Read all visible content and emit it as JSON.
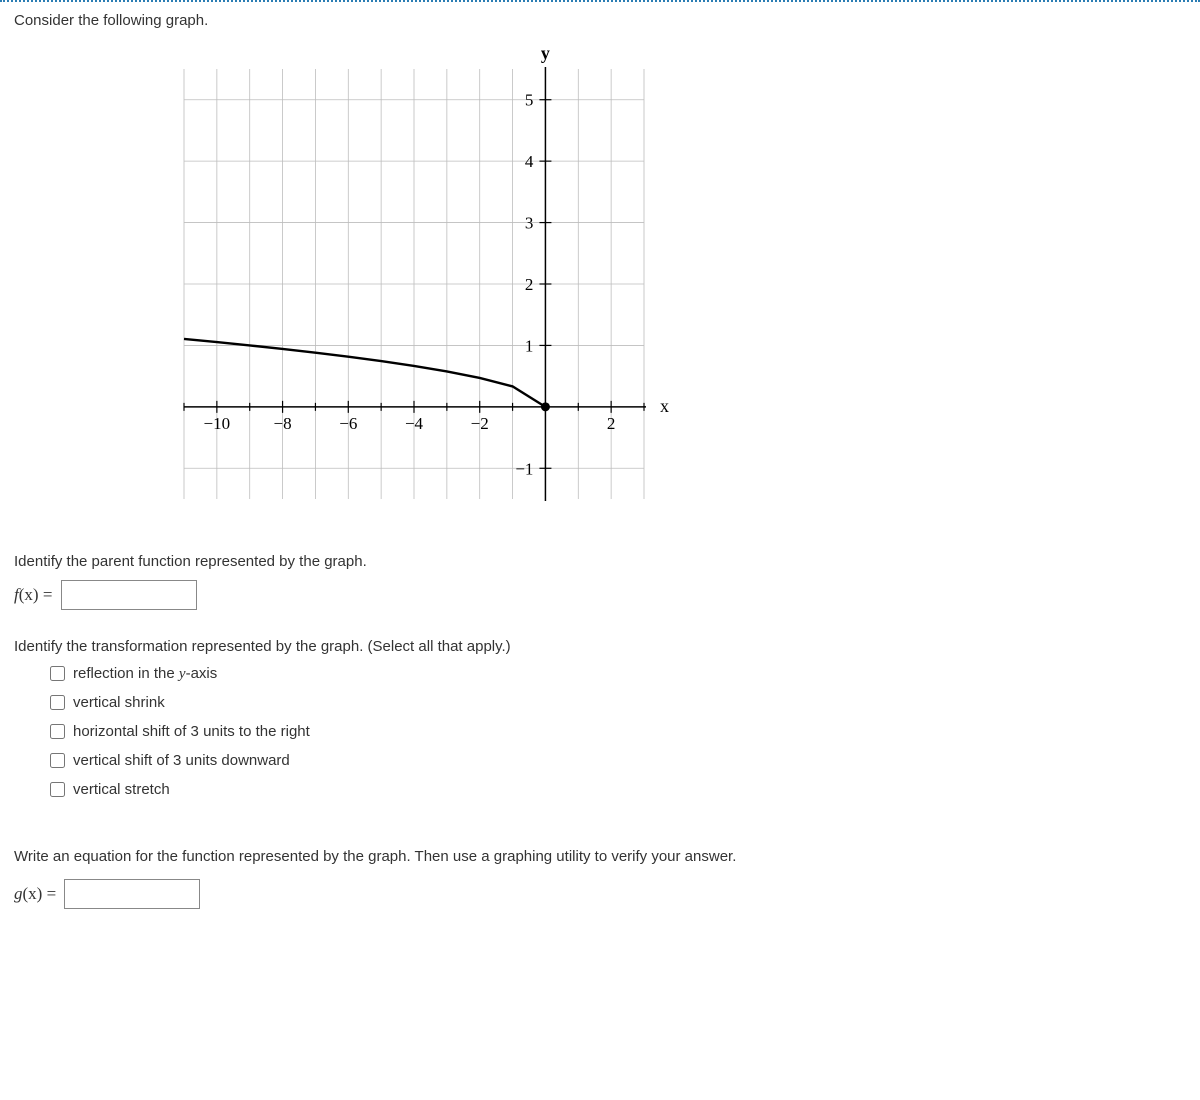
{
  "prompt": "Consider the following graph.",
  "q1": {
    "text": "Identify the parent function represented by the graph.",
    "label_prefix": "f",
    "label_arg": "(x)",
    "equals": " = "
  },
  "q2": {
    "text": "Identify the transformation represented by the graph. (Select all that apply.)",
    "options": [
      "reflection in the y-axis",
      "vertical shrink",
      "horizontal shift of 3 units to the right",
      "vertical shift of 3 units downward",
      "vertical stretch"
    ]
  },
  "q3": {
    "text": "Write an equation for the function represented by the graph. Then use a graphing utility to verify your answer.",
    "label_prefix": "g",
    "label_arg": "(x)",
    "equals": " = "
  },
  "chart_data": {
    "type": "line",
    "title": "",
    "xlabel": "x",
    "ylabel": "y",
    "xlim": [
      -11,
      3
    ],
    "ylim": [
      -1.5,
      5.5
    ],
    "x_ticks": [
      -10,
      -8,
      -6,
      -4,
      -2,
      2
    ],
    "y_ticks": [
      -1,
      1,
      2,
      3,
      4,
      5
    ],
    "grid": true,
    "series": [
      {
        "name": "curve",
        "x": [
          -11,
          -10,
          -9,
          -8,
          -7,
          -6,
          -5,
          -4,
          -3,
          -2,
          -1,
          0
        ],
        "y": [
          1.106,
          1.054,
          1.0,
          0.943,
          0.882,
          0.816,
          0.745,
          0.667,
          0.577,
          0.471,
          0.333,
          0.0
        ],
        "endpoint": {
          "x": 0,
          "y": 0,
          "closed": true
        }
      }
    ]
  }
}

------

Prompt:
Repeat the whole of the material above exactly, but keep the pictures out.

Written reply:
Read all visible content and emit it as JSON.
{
  "prompt": "Consider the following graph.",
  "q1": {
    "text": "Identify the parent function represented by the graph.",
    "label_prefix": "f",
    "label_arg": "(x)",
    "equals": " = "
  },
  "q2": {
    "text": "Identify the transformation represented by the graph. (Select all that apply.)",
    "options": [
      "reflection in the y-axis",
      "vertical shrink",
      "horizontal shift of 3 units to the right",
      "vertical shift of 3 units downward",
      "vertical stretch"
    ]
  },
  "q3": {
    "text": "Write an equation for the function represented by the graph. Then use a graphing utility to verify your answer.",
    "label_prefix": "g",
    "label_arg": "(x)",
    "equals": " = "
  },
  "chart_data": {
    "type": "line",
    "title": "",
    "xlabel": "x",
    "ylabel": "y",
    "xlim": [
      -11,
      3
    ],
    "ylim": [
      -1.5,
      5.5
    ],
    "x_ticks": [
      -10,
      -8,
      -6,
      -4,
      -2,
      2
    ],
    "y_ticks": [
      -1,
      1,
      2,
      3,
      4,
      5
    ],
    "grid": true,
    "series": [
      {
        "name": "curve",
        "x": [
          -11,
          -10,
          -9,
          -8,
          -7,
          -6,
          -5,
          -4,
          -3,
          -2,
          -1,
          0
        ],
        "y": [
          1.106,
          1.054,
          1.0,
          0.943,
          0.882,
          0.816,
          0.745,
          0.667,
          0.577,
          0.471,
          0.333,
          0.0
        ],
        "endpoint": {
          "x": 0,
          "y": 0,
          "closed": true
        }
      }
    ]
  }
}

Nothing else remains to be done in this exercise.